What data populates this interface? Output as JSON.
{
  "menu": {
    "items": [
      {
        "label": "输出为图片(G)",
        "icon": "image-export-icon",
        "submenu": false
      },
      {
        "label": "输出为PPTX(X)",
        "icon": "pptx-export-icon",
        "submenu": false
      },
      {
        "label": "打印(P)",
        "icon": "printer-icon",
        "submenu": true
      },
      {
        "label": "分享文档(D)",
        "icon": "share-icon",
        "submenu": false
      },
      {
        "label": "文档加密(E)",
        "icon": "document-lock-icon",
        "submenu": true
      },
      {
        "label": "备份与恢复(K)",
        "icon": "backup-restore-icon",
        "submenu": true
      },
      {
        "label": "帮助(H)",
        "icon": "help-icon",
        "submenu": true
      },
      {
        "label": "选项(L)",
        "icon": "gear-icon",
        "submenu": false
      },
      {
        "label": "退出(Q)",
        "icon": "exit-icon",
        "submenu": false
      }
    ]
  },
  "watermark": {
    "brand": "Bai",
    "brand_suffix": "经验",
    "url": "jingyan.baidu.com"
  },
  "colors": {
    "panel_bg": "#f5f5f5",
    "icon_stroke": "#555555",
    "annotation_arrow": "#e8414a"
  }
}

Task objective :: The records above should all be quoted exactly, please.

Written response ::
What data populates this interface? Output as JSON.
{
  "menu": {
    "items": [
      {
        "label": "输出为图片(G)",
        "icon": "image-export-icon",
        "submenu": false
      },
      {
        "label": "输出为PPTX(X)",
        "icon": "pptx-export-icon",
        "submenu": false
      },
      {
        "label": "打印(P)",
        "icon": "printer-icon",
        "submenu": true
      },
      {
        "label": "分享文档(D)",
        "icon": "share-icon",
        "submenu": false
      },
      {
        "label": "文档加密(E)",
        "icon": "document-lock-icon",
        "submenu": true
      },
      {
        "label": "备份与恢复(K)",
        "icon": "backup-restore-icon",
        "submenu": true
      },
      {
        "label": "帮助(H)",
        "icon": "help-icon",
        "submenu": true
      },
      {
        "label": "选项(L)",
        "icon": "gear-icon",
        "submenu": false
      },
      {
        "label": "退出(Q)",
        "icon": "exit-icon",
        "submenu": false
      }
    ]
  },
  "watermark": {
    "brand": "Bai",
    "brand_suffix": "经验",
    "url": "jingyan.baidu.com"
  },
  "colors": {
    "panel_bg": "#f5f5f5",
    "icon_stroke": "#555555",
    "annotation_arrow": "#e8414a"
  }
}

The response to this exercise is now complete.